### [Extracted records]

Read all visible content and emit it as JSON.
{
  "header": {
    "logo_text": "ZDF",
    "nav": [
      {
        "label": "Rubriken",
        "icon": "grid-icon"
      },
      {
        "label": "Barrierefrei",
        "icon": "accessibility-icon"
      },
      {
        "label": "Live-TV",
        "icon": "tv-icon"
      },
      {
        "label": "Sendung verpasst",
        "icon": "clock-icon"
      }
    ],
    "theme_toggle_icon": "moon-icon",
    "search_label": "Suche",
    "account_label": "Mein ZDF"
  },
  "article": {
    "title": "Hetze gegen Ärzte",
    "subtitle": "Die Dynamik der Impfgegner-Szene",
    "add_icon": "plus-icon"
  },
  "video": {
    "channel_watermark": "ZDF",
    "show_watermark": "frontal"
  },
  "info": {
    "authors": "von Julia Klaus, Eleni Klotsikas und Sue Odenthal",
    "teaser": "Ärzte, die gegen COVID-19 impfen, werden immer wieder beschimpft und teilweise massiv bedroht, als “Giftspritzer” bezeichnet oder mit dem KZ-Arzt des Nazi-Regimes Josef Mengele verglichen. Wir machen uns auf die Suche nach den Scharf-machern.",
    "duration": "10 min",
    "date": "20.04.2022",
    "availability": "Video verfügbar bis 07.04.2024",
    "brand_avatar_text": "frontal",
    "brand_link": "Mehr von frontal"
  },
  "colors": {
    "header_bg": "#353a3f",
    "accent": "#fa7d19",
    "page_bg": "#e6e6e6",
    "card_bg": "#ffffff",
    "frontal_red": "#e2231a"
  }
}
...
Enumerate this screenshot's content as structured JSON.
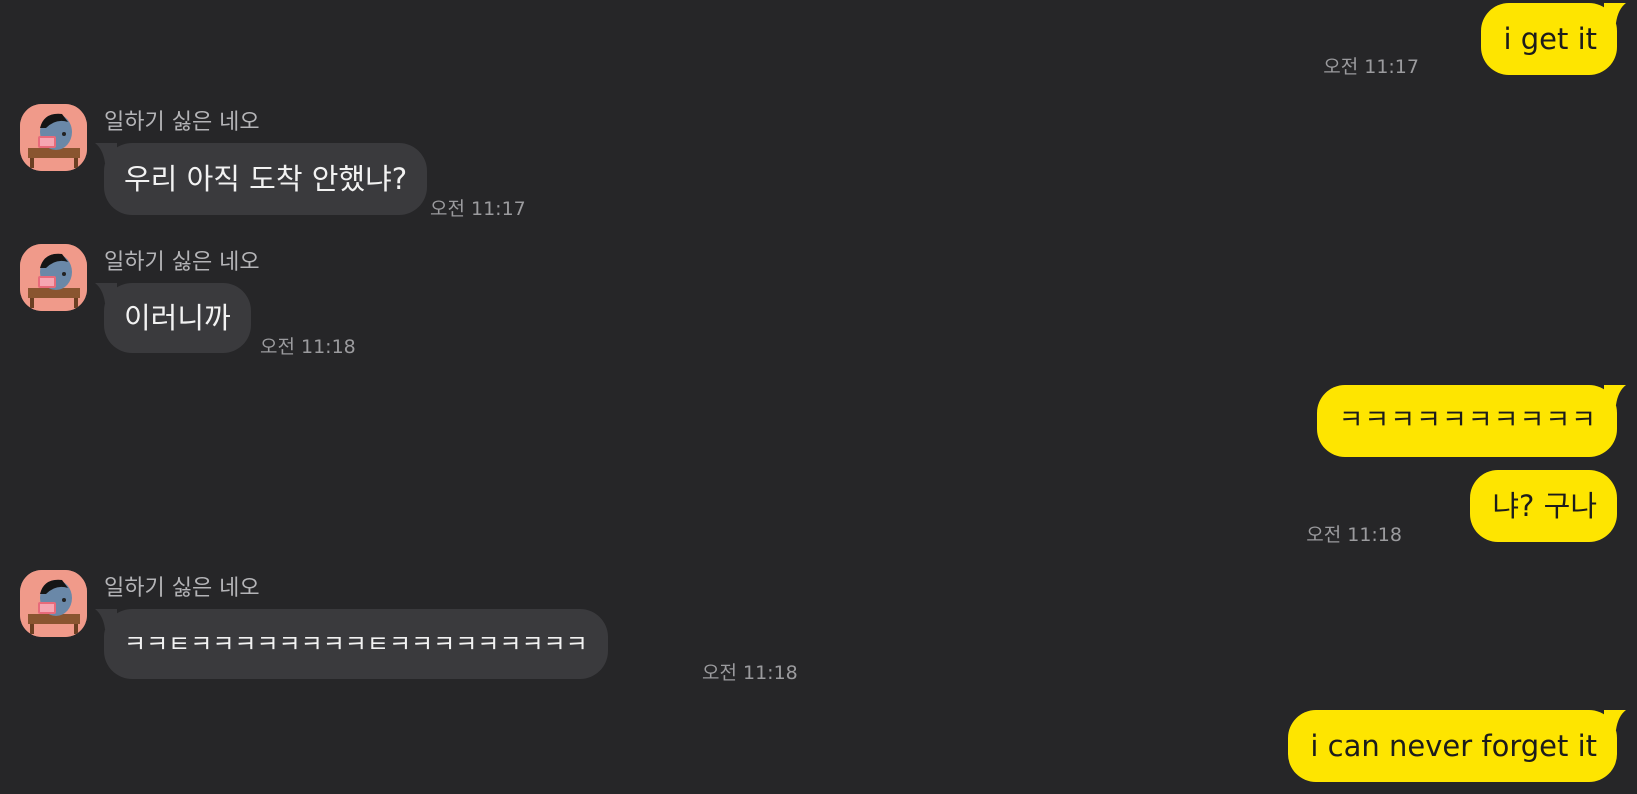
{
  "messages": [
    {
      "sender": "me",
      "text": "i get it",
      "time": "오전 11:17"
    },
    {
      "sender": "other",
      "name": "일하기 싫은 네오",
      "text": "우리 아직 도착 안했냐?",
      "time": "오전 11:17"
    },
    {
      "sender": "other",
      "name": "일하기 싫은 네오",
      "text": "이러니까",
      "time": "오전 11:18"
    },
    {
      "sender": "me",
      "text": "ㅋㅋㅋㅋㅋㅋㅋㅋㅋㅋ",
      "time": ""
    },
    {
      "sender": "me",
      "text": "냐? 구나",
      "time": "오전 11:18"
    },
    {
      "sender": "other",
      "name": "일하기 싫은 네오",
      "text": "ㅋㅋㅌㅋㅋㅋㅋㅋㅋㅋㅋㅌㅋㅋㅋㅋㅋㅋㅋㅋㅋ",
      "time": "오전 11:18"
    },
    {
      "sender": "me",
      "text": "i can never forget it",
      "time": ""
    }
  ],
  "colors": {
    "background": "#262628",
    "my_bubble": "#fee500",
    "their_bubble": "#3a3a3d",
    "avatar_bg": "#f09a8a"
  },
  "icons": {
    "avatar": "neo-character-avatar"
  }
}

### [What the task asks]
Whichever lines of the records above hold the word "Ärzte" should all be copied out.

### [The answer]
    "title": "Hetze gegen Ärzte",
    "teaser": "Ärzte, die gegen COVID-19 impfen, werden immer wieder beschimpft und teilweise massiv bedroht, als “Giftspritzer” bezeichnet oder mit dem KZ-Arzt des Nazi-Regimes Josef Mengele verglichen. Wir machen uns auf die Suche nach den Scharf-machern.",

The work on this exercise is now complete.